The story of Newcastle United's club crest
As iconic as our famous black and white stripes and as unique as the silhouette of St. James’ Park, our club crest captures the identity of Newcastle United and the city of Newcastle upon Tyne.
We take a look at our crests over the years, what they consist of and what their individual components signify.
1969 – 1976
Our shirts first had the city's Coat of Arms emblazoned on them as early as 1911, but it was in 1969 that the club finally adopted it as an official emblem.
Originating in the fourteenth century and formally recognised in 1954, Newcastle upon Tyne’s Coat of Arms is a depiction of the city’s history – with its Norman-era castle and two seahorses (added in 1575) to signify seafaring heritage.

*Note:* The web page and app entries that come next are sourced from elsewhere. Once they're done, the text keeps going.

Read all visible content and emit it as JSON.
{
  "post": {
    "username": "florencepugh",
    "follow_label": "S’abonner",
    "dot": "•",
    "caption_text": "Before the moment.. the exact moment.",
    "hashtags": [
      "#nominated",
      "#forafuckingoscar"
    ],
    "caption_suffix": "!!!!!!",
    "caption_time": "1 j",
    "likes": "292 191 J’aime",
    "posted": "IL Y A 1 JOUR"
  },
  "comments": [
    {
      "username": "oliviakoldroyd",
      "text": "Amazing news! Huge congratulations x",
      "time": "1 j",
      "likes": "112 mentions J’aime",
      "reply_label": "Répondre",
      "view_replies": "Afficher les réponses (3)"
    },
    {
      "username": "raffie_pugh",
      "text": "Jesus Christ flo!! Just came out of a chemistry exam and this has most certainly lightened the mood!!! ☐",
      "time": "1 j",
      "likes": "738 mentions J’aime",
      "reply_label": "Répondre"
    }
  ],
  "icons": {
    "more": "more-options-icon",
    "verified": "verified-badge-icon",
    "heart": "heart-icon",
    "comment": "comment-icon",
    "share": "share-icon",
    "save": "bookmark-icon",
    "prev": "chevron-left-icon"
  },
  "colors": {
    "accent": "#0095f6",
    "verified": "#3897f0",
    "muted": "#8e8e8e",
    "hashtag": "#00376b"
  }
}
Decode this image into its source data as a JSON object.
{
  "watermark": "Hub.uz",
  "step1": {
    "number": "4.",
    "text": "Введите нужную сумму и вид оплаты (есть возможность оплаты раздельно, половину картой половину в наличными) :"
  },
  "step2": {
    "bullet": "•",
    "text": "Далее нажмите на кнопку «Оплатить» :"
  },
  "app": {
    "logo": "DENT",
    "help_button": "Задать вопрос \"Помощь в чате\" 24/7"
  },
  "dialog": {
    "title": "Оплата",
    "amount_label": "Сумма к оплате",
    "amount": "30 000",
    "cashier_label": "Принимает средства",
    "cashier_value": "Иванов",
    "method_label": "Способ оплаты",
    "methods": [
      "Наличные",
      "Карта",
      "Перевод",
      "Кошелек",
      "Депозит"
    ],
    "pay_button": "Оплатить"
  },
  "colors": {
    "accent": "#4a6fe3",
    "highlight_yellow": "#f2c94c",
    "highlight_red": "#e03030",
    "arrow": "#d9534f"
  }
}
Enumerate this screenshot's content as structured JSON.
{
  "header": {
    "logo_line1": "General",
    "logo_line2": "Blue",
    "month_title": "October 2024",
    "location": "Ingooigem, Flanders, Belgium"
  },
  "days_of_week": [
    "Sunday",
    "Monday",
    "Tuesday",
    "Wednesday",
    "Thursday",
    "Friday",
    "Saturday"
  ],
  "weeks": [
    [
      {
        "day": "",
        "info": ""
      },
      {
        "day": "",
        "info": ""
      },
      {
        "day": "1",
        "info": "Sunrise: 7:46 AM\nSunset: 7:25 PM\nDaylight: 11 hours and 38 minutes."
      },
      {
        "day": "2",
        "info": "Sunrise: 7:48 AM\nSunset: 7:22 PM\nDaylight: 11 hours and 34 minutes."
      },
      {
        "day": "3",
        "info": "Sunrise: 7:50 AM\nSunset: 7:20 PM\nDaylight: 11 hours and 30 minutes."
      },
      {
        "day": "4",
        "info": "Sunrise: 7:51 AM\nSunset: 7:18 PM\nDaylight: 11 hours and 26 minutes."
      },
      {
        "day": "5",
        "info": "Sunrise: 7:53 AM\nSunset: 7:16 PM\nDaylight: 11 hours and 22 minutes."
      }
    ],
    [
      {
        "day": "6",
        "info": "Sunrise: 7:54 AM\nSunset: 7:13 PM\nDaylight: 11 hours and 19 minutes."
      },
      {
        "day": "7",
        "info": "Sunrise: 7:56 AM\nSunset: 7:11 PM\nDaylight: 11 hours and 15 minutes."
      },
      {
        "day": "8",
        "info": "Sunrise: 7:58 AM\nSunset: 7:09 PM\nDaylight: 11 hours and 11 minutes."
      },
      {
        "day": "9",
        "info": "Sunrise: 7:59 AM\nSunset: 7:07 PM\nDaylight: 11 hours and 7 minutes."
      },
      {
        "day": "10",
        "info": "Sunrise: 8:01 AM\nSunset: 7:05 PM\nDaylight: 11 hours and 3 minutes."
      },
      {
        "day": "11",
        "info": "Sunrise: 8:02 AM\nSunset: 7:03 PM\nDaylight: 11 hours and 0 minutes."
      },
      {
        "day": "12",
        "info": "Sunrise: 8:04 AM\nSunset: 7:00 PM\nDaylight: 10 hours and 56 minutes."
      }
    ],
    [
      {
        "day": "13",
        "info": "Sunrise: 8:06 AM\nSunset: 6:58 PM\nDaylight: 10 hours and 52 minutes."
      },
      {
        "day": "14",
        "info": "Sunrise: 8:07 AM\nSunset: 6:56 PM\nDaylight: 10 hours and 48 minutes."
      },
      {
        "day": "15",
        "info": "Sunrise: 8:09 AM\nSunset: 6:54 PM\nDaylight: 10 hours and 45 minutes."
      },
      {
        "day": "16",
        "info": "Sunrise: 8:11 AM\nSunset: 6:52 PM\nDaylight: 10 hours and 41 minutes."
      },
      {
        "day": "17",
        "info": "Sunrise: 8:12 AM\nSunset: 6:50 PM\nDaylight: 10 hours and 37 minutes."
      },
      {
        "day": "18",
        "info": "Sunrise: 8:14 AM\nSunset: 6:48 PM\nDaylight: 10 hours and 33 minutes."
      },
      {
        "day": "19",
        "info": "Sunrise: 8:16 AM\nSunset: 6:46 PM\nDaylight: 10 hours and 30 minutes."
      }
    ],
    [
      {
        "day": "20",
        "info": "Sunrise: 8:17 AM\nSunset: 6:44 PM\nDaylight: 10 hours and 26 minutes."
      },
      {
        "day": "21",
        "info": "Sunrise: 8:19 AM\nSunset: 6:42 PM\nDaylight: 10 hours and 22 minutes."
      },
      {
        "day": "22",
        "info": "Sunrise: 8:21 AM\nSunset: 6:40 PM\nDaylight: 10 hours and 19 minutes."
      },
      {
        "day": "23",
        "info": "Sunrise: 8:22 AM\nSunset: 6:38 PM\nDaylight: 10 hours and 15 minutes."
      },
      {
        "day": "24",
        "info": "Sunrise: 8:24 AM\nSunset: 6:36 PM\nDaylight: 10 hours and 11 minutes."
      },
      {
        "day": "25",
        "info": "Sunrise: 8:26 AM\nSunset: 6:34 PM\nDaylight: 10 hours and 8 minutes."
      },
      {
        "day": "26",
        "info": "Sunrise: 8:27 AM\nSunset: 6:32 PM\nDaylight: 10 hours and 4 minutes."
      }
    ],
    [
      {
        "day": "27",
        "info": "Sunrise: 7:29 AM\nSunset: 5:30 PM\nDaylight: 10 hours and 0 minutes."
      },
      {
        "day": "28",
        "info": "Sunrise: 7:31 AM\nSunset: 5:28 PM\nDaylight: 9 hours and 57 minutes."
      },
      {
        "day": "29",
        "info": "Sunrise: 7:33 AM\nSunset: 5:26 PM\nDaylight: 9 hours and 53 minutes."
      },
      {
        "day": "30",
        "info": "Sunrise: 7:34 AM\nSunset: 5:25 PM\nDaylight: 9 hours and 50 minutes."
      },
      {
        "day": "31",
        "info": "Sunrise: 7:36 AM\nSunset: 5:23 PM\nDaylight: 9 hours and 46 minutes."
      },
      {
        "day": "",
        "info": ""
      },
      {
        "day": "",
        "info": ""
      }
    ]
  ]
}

On the crest section, a demi lion sits atop the city’s historic Castle Keep and flies the swallow-tailed pennon of the Arms of Saint George – the country’s patron saint.
The Coat of Arms also features the city’s Latin motto, Fortiter Defendit Triumphans – ‘Triumphing by Brave Defence’ – adopted following a brave and stubborn resistance against the Scots in 1644.
1976 – 1983
The first club-specific crest was created in 1976 and it retained an illustration of Castle Keep – which still stands imposingly in the city today.
The River Tyne was also added, with a magpie - a nod to the club’s nickname – in the foreground.
A black outer ring, bearing the name ‘Newcastle United Football Club’, completed the design.
1983 - 1988
Despite having a shelf life of only five years, the club’s next crest remains somewhat of a cult classic.
Circular in shape and with a bold simplicity, it contained only the letters ‘NUFC’, with the solitary magpie retaining a presence in the opening of the upturned ‘C’.
1988 - present
The club’s current and perhaps most famous crest – synonymous with the Entertainers Era of the mid-nineties – was created in 1988.
It heralded the return of the overall shape and several elements from the city’s Coat of Arms, namely the supporting seahorses, castle, demi lion and an amended pennon.
Inside an inner shield, gilded in gold, the club’s black and white stripes were added while the club’s name was added in a grand, scrolling blue banderole.